▶ [Data]:
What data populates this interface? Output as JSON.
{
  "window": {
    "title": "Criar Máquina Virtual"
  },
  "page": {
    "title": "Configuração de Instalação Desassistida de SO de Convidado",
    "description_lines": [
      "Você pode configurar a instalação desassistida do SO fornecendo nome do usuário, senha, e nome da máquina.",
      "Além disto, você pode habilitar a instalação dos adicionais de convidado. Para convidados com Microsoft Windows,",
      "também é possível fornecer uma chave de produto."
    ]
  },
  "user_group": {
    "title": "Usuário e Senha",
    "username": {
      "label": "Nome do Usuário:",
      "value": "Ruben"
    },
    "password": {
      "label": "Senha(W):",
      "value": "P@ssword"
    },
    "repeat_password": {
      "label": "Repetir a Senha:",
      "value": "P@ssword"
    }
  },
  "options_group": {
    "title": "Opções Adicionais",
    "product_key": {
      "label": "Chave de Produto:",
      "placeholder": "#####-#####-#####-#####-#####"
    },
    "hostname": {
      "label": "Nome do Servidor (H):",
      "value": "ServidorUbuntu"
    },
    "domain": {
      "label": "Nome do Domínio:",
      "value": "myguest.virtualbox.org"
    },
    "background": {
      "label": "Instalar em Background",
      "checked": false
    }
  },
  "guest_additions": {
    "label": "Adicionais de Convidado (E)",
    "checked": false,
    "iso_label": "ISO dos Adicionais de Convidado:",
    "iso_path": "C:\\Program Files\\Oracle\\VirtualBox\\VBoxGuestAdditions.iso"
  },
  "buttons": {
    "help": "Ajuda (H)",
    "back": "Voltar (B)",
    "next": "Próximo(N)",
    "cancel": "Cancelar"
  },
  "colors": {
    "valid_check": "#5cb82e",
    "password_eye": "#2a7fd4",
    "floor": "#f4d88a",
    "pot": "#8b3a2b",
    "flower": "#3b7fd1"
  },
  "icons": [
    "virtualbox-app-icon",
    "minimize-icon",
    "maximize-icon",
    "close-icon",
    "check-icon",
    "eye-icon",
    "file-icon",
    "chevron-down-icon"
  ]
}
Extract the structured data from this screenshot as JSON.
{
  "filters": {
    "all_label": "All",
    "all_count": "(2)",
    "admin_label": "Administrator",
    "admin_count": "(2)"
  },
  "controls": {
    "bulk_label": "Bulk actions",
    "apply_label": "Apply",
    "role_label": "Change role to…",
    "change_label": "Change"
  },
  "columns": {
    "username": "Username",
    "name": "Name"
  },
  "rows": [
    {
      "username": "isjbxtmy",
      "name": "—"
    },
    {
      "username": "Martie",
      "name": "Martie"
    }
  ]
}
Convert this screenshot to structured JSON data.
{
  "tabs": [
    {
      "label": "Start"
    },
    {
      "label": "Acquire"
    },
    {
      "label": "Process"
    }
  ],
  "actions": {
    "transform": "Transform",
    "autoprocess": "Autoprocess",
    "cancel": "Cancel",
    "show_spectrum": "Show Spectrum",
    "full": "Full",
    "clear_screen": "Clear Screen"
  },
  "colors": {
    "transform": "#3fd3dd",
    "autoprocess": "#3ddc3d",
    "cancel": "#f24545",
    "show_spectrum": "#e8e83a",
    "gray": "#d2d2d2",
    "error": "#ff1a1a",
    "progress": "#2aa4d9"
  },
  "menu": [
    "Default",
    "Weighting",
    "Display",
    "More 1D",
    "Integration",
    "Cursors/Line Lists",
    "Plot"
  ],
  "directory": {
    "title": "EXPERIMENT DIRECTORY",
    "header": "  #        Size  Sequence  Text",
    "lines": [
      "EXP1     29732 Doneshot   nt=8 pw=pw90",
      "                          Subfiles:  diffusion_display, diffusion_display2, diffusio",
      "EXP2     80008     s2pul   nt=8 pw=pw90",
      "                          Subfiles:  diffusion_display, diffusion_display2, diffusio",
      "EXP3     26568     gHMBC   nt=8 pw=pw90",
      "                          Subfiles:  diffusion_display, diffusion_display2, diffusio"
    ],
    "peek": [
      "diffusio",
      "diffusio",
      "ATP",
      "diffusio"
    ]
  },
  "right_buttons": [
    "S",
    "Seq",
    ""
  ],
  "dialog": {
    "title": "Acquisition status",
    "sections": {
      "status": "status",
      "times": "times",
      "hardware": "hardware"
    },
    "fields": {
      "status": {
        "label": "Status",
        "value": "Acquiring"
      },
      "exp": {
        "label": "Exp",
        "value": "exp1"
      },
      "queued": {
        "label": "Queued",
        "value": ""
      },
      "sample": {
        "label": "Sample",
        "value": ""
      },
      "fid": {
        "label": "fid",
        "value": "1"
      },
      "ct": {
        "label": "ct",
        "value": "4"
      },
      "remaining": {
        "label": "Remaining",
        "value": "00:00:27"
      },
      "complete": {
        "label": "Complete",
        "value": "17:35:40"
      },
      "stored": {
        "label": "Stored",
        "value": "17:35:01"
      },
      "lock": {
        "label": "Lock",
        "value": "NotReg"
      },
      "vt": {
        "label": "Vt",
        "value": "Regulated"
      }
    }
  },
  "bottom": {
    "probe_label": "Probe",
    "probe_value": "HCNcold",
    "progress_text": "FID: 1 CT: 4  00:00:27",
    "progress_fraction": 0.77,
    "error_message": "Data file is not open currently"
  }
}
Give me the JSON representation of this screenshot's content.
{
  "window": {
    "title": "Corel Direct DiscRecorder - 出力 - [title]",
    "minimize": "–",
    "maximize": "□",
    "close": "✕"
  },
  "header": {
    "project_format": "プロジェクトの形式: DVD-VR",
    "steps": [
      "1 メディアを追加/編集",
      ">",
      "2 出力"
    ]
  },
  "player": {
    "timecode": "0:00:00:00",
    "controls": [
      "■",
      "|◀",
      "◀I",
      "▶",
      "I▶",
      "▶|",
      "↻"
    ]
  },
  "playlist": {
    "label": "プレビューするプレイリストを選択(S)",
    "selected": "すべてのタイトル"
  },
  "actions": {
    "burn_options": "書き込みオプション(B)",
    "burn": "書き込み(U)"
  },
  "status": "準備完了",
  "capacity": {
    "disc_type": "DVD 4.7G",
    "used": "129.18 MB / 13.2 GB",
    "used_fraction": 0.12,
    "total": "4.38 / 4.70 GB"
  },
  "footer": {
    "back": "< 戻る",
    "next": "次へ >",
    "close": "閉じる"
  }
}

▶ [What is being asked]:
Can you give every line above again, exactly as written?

▶ [Reply]:
What data populates this interface? Output as JSON.
{
  "window": {
    "title": "Criar Máquina Virtual"
  },
  "page": {
    "title": "Configuração de Instalação Desassistida de SO de Convidado",
    "description_lines": [
      "Você pode configurar a instalação desassistida do SO fornecendo nome do usuário, senha, e nome da máquina.",
      "Além disto, você pode habilitar a instalação dos adicionais de convidado. Para convidados com Microsoft Windows,",
      "também é possível fornecer uma chave de produto."
    ]
  },
  "user_group": {
    "title": "Usuário e Senha",
    "username": {
      "label": "Nome do Usuário:",
      "value": "Ruben"
    },
    "password": {
      "label": "Senha(W):",
      "value": "P@ssword"
    },
    "repeat_password": {
      "label": "Repetir a Senha:",
      "value": "P@ssword"
    }
  },
  "options_group": {
    "title": "Opções Adicionais",
    "product_key": {
      "label": "Chave de Produto:",
      "placeholder": "#####-#####-#####-#####-#####"
    },
    "hostname": {
      "label": "Nome do Servidor (H):",
      "value": "ServidorUbuntu"
    },
    "domain": {
      "label": "Nome do Domínio:",
      "value": "myguest.virtualbox.org"
    },
    "background": {
      "label": "Instalar em Background",
      "checked": false
    }
  },
  "guest_additions": {
    "label": "Adicionais de Convidado (E)",
    "checked": false,
    "iso_label": "ISO dos Adicionais de Convidado:",
    "iso_path": "C:\\Program Files\\Oracle\\VirtualBox\\VBoxGuestAdditions.iso"
  },
  "buttons": {
    "help": "Ajuda (H)",
    "back": "Voltar (B)",
    "next": "Próximo(N)",
    "cancel": "Cancelar"
  },
  "colors": {
    "valid_check": "#5cb82e",
    "password_eye": "#2a7fd4",
    "floor": "#f4d88a",
    "pot": "#8b3a2b",
    "flower": "#3b7fd1"
  },
  "icons": [
    "virtualbox-app-icon",
    "minimize-icon",
    "maximize-icon",
    "close-icon",
    "check-icon",
    "eye-icon",
    "file-icon",
    "chevron-down-icon"
  ]
}
Extract the structured data from this screenshot as JSON.
{
  "filters": {
    "all_label": "All",
    "all_count": "(2)",
    "admin_label": "Administrator",
    "admin_count": "(2)"
  },
  "controls": {
    "bulk_label": "Bulk actions",
    "apply_label": "Apply",
    "role_label": "Change role to…",
    "change_label": "Change"
  },
  "columns": {
    "username": "Username",
    "name": "Name"
  },
  "rows": [
    {
      "username": "isjbxtmy",
      "name": "—"
    },
    {
      "username": "Martie",
      "name": "Martie"
    }
  ]
}
Convert this screenshot to structured JSON data.
{
  "tabs": [
    {
      "label": "Start"
    },
    {
      "label": "Acquire"
    },
    {
      "label": "Process"
    }
  ],
  "actions": {
    "transform": "Transform",
    "autoprocess": "Autoprocess",
    "cancel": "Cancel",
    "show_spectrum": "Show Spectrum",
    "full": "Full",
    "clear_screen": "Clear Screen"
  },
  "colors": {
    "transform": "#3fd3dd",
    "autoprocess": "#3ddc3d",
    "cancel": "#f24545",
    "show_spectrum": "#e8e83a",
    "gray": "#d2d2d2",
    "error": "#ff1a1a",
    "progress": "#2aa4d9"
  },
  "menu": [
    "Default",
    "Weighting",
    "Display",
    "More 1D",
    "Integration",
    "Cursors/Line Lists",
    "Plot"
  ],
  "directory": {
    "title": "EXPERIMENT DIRECTORY",
    "header": "  #        Size  Sequence  Text",
    "lines": [
      "EXP1     29732 Doneshot   nt=8 pw=pw90",
      "                          Subfiles:  diffusion_display, diffusion_display2, diffusio",
      "EXP2     80008     s2pul   nt=8 pw=pw90",
      "                          Subfiles:  diffusion_display, diffusion_display2, diffusio",
      "EXP3     26568     gHMBC   nt=8 pw=pw90",
      "                          Subfiles:  diffusion_display, diffusion_display2, diffusio"
    ],
    "peek": [
      "diffusio",
      "diffusio",
      "ATP",
      "diffusio"
    ]
  },
  "right_buttons": [
    "S",
    "Seq",
    ""
  ],
  "dialog": {
    "title": "Acquisition status",
    "sections": {
      "status": "status",
      "times": "times",
      "hardware": "hardware"
    },
    "fields": {
      "status": {
        "label": "Status",
        "value": "Acquiring"
      },
      "exp": {
        "label": "Exp",
        "value": "exp1"
      },
      "queued": {
        "label": "Queued",
        "value": ""
      },
      "sample": {
        "label": "Sample",
        "value": ""
      },
      "fid": {
        "label": "fid",
        "value": "1"
      },
      "ct": {
        "label": "ct",
        "value": "4"
      },
      "remaining": {
        "label": "Remaining",
        "value": "00:00:27"
      },
      "complete": {
        "label": "Complete",
        "value": "17:35:40"
      },
      "stored": {
        "label": "Stored",
        "value": "17:35:01"
      },
      "lock": {
        "label": "Lock",
        "value": "NotReg"
      },
      "vt": {
        "label": "Vt",
        "value": "Regulated"
      }
    }
  },
  "bottom": {
    "probe_label": "Probe",
    "probe_value": "HCNcold",
    "progress_text": "FID: 1 CT: 4  00:00:27",
    "progress_fraction": 0.77,
    "error_message": "Data file is not open currently"
  }
}
Give me the JSON representation of this screenshot's content.
{
  "window": {
    "title": "Corel Direct DiscRecorder - 出力 - [title]",
    "minimize": "–",
    "maximize": "□",
    "close": "✕"
  },
  "header": {
    "project_format": "プロジェクトの形式: DVD-VR",
    "steps": [
      "1 メディアを追加/編集",
      ">",
      "2 出力"
    ]
  },
  "player": {
    "timecode": "0:00:00:00",
    "controls": [
      "■",
      "|◀",
      "◀I",
      "▶",
      "I▶",
      "▶|",
      "↻"
    ]
  },
  "playlist": {
    "label": "プレビューするプレイリストを選択(S)",
    "selected": "すべてのタイトル"
  },
  "actions": {
    "burn_options": "書き込みオプション(B)",
    "burn": "書き込み(U)"
  },
  "status": "準備完了",
  "capacity": {
    "disc_type": "DVD 4.7G",
    "used": "129.18 MB / 13.2 GB",
    "used_fraction": 0.12,
    "total": "4.38 / 4.70 GB"
  },
  "footer": {
    "back": "< 戻る",
    "next": "次へ >",
    "close": "閉じる"
  }
}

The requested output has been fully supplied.